When a Romance Is Threatened, People Rebound With God

And when they feel God might reject them, they buddy up to their partner.

How Can We Protect Open Ocean That Does Not Yet Exist?

As global warming melts ice and ushers in a wave of commercial activity in the Arctic, scientists are thinking about how to protect environments of the future.

What Kind of Beat Makes You Want to Groove?

The science behind the rhythms that get you on the dance floor.

Pollution’s Racial Divides

When it comes to the injustice of air pollution, the divide between blacks and whites is greater than the gap between the rich and the poor.

Hunger and Low Blood Sugar Can Spur Domestic Quarrels

In an experiment, scientists found a correlation between low blood glucose and higher levels of spousal frustration.

The Big One

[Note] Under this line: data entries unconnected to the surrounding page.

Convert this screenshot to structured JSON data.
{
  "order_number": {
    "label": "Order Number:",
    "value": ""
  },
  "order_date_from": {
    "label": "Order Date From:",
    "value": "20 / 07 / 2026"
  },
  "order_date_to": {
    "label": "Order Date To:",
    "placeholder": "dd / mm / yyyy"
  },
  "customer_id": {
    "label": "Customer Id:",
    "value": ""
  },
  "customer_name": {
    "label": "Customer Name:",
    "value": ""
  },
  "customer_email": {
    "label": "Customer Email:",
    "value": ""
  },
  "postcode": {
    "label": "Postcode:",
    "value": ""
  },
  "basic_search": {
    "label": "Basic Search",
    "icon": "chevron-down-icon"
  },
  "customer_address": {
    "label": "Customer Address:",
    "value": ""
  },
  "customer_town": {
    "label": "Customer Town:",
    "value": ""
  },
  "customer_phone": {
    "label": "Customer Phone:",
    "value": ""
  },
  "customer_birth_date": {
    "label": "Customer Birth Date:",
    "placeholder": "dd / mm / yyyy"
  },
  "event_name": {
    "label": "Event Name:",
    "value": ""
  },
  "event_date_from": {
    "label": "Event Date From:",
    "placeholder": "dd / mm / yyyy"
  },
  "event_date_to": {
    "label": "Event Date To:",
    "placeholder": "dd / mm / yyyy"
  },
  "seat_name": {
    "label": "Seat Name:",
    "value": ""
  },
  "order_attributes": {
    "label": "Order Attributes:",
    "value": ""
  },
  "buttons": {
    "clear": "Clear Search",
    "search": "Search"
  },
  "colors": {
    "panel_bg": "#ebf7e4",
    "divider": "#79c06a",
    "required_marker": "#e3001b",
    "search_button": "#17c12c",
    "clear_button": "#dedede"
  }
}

One state—Pennsylvania—logs 52 percent of all sales, shipments, and receipts for the chocolate manufacturing industry. March/April 2014